Alternative provision

Alternative Provision Classroom

Alternative provision

Alternative Provision refers to education that a student receives away from their school, arranged by local authorities or by the schools themselves.

The Department for Education (DfE) have issued some guidance about Alternative Provision (DFE Guidance), (opens new page)

Local authorities must provide education for children and young people who have been permanently excluded, or who are too ill to attend school for some time. Schools have a duty to provide education for children and young people from the sixth day of a fixed term exclusion. Sometimes schools also need off-site education to help children and young people to improve their behaviour or deal with their anxiety. Alternative Provision may be used for the education of these children and young people. 

Alternative Provision offers, comprise of a curriculum and approaches that re-engage learners with education, and which meet their needs, as well as helping them to prepare to go back to school or prepare them for adulthood. For young people with an EHCP, a permanent move to alternative provision should be done with a review of the EHCP to name the new provision. 

Schools and the local authority may also use alternative provisions in neighbouring areas if appropriate: details of these will be found in the Local Offers for those areas.

The DFE Vision for Alternative Provision explains the governments vision for how they would like AP's to work.

Alternative schooling

Education in hospital
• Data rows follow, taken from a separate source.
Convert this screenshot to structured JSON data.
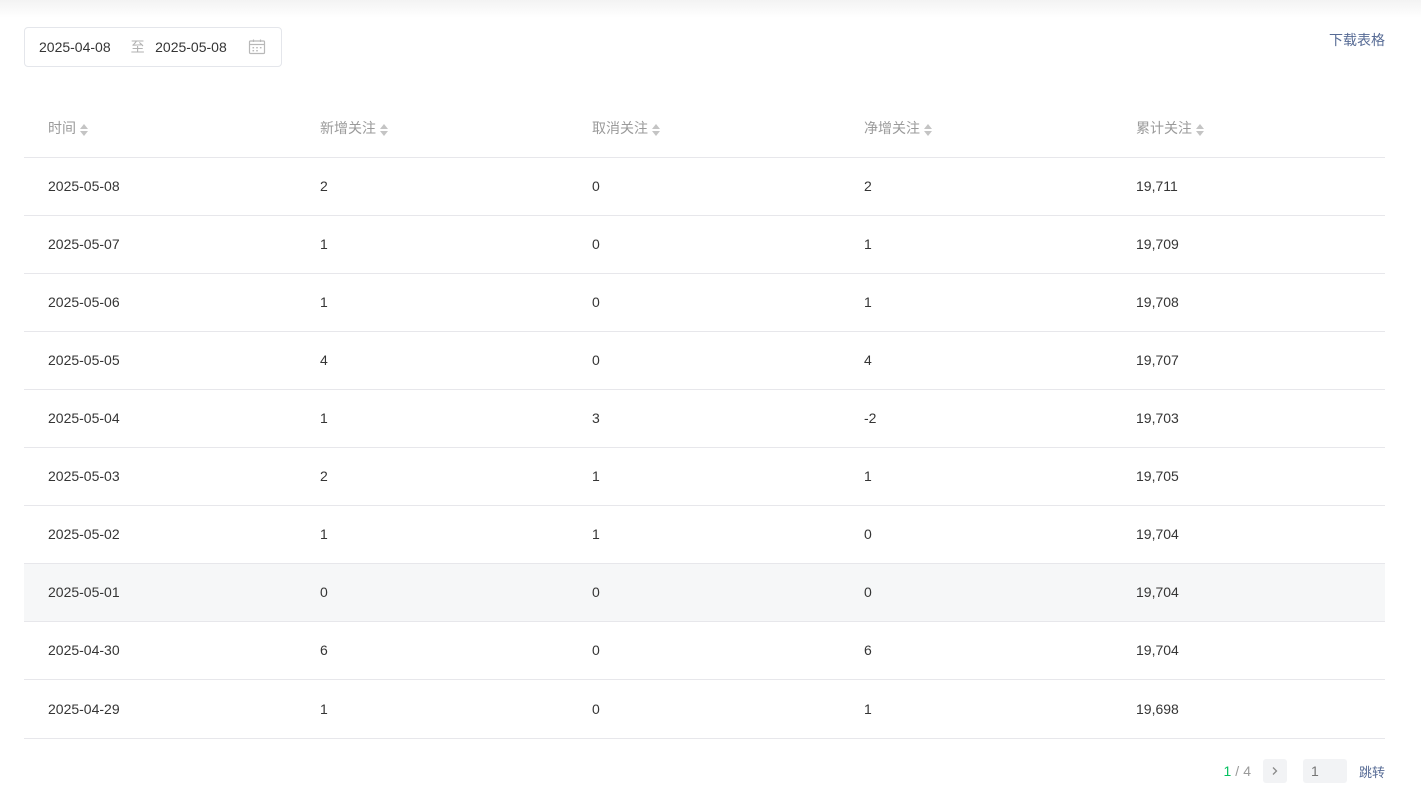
{
  "filter": {
    "start_date": "2025-04-08",
    "separator": "至",
    "end_date": "2025-05-08",
    "calendar_icon": "calendar-icon"
  },
  "toolbar": {
    "download_label": "下载表格"
  },
  "table": {
    "headers": [
      "时间",
      "新增关注",
      "取消关注",
      "净增关注",
      "累计关注"
    ],
    "rows": [
      [
        "2025-05-08",
        "2",
        "0",
        "2",
        "19,711"
      ],
      [
        "2025-05-07",
        "1",
        "0",
        "1",
        "19,709"
      ],
      [
        "2025-05-06",
        "1",
        "0",
        "1",
        "19,708"
      ],
      [
        "2025-05-05",
        "4",
        "0",
        "4",
        "19,707"
      ],
      [
        "2025-05-04",
        "1",
        "3",
        "-2",
        "19,703"
      ],
      [
        "2025-05-03",
        "2",
        "1",
        "1",
        "19,705"
      ],
      [
        "2025-05-02",
        "1",
        "1",
        "0",
        "19,704"
      ],
      [
        "2025-05-01",
        "0",
        "0",
        "0",
        "19,704"
      ],
      [
        "2025-04-30",
        "6",
        "0",
        "6",
        "19,704"
      ],
      [
        "2025-04-29",
        "1",
        "0",
        "1",
        "19,698"
      ]
    ],
    "highlighted_row": 7
  },
  "pagination": {
    "current": "1",
    "total": "4",
    "separator": "/",
    "jump_placeholder": "1",
    "jump_label": "跳转"
  },
  "colors": {
    "accent_green": "#07c160",
    "link_blue": "#576b95",
    "row_highlight": "#f6f7f8"
  }
}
Education for pupils with medical needs is offered to pupils resident in Bolton and normally on the roll of a school, who are expected to be in hospital for five school days or more, or to be at home through illness for more than three weeks.

Home education

Parents have a responsibility to make sure that their child is educated. Most children attend school for their education, but parents have the right to educate their child at home - this is called Elective Home Education (EHE).